CAMEROTA: OK, so now we have an answer to that. How did the doctor explain it?

GUPTA: It was quite simple from the doctor's perspective. He said that he had been prescribing the president Sudafed, an antihistamine. And that makes your mouth quite dry. And he said it was just the dry mouth that caused that.

Dr. Jackson was subsequently asked, could there be any other reason, even a denture, a partial denture or something dental at all. And Dr. Jackson really waived that off and said this was simply a dry mouth and sort of said it was his doing, prescribing the Sudafed that caused the problem.

CAMEROTA: Yes, I mean, he was almost saying like I think I overprescribed the Sudafed.


CAMEROTA: Like he took the fall for that one.

But Sudafed does dry you up. I mean finally an explanation. You know, it would have been helpful if the White House had said that, you know, a couple of months ago when people were worried.

About the cognitive test. The doctor reported that the president asked specifically for a cognitive test. What do you know about what that test looks like and what the findings were?

GUPTA: You know, people should look at this test. A lot of it's available online. It's called the Montreal Assessment Test. It's about a 10-minute test. And, Alisyn, it's a screening tool. It's not a diagnostic tool. Meaning, it's not going to diagnosis someone as having dementia or not having dementia. It just gives people sort of an indication if there's a -- an obvious, significant problem here.

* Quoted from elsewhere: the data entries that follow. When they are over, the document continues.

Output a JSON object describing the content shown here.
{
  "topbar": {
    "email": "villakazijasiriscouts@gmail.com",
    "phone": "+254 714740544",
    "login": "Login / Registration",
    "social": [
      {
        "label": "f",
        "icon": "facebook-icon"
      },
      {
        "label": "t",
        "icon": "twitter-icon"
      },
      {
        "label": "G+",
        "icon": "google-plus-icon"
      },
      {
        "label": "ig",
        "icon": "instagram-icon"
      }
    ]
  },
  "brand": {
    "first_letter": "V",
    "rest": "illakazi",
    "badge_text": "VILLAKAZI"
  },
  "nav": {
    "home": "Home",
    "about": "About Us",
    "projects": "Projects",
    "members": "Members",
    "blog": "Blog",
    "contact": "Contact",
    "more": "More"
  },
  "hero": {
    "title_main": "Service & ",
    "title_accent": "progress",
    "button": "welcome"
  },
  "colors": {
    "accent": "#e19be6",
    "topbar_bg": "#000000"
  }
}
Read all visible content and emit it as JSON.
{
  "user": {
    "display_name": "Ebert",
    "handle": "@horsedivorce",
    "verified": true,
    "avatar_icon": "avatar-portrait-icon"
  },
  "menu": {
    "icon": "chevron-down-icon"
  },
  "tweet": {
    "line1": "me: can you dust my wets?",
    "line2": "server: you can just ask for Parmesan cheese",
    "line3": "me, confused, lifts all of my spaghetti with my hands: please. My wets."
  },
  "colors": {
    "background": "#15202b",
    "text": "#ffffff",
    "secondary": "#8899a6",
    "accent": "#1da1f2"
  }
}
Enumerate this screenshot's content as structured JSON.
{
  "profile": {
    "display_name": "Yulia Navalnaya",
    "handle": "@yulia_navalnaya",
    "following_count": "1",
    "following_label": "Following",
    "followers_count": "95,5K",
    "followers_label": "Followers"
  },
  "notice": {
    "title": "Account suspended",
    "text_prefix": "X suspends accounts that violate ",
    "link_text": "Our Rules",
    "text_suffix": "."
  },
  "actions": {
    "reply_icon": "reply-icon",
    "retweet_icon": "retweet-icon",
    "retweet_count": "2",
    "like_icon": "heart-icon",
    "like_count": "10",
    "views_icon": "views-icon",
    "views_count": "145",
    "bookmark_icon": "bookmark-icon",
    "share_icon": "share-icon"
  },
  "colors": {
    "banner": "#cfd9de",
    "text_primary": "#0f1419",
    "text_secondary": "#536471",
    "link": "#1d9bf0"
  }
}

They ask -- they show pictures of animals and ask to identify animals. They say to see how many words starting with "f" for example you can name in a minute. Things like that. Draw a cube. Draw a clock. If you pass that, which, you know, most people do, then it gives

people a little bit of a sense of comfort regarding dementia. But it's by no means a diagnostic test. The president, as Dr. Jackson said, scored a perfect score, 30 out of 30 on that. Dr. Jackson again said, look, he wasn't even going to order the test. The president asked for this test specifically and passed it. And so from his perspective, Dr. Jackson's perspective, this is a -- this is a done deal. He's not -- he doesn't plan on ordering any more tests regarding cognitive testing.

CAMEROTA: Yes, I mean, and not only that, not only the test, which sounds, as you point out, fairly rudimentary, but the fact that in his own assessment. I mean he says he's been around President Trump and there's nothing that has caused him any sort of --

GUPTA: That's right.

CAMEROTA: He hasn't seen any warning signs or cause for alarm.

GUPTA: That's right. He says he's Velcroed himself was the terminally they use. He's around the president all the time. He says he doesn't see repetition of words. He doesn't see anything as a medical professional that caused him concern. So, you know, take -- that's what Dr. Jackson said. You've got to take him at his word.

[07:00:03] CAMEROTA: OK, Sanjay, we know that we're coming back to you. We'll have you back in the program later on with a few more findings. Thanks so much for all of that.

GUPTA: Thank you.

CAMEROTA: Thanks to our international viewers for watching. For you, CNN "NEWSROOM" is next. For our U.S. viewers,